START Input material
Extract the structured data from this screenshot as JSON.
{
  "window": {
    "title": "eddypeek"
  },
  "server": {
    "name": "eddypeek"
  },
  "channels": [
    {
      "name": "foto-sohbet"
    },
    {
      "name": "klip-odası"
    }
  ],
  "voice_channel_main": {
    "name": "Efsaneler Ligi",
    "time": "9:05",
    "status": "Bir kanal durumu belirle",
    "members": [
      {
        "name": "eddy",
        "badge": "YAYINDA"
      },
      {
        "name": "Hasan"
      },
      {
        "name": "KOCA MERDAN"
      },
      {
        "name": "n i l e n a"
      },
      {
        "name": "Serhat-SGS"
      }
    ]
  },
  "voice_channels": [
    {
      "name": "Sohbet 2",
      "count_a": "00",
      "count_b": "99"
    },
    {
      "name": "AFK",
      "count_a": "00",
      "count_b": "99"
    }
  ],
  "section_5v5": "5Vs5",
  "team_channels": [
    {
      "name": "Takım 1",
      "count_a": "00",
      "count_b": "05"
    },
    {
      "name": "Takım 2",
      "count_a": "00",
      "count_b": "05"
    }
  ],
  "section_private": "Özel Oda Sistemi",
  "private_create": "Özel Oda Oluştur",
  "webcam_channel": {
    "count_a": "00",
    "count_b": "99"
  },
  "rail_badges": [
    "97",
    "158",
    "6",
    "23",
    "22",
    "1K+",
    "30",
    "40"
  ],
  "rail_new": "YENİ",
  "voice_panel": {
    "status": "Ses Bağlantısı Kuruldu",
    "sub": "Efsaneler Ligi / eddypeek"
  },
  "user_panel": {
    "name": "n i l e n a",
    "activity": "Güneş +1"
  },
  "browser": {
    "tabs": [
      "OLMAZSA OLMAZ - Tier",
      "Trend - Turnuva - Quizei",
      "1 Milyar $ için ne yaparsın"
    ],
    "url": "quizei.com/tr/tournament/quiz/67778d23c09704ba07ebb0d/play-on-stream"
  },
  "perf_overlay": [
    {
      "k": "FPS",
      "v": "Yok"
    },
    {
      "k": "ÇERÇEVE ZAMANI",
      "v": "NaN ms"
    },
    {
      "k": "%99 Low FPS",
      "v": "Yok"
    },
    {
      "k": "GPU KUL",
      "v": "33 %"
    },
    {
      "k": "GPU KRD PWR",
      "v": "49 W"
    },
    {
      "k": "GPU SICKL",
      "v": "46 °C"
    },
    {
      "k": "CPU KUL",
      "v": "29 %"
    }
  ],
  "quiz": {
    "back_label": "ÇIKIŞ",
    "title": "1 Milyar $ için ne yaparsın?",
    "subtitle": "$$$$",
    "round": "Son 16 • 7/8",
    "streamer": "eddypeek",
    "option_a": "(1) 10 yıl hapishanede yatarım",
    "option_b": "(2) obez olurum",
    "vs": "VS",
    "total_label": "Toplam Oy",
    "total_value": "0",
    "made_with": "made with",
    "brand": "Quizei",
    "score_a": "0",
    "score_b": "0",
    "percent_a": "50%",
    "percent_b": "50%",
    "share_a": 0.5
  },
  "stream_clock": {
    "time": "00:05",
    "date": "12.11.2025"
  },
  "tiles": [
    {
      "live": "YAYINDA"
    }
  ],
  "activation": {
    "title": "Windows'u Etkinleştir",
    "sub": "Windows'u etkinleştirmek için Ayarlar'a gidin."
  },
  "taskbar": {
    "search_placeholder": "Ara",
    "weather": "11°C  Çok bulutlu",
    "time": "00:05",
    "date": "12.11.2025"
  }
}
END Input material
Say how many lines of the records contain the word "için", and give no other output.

3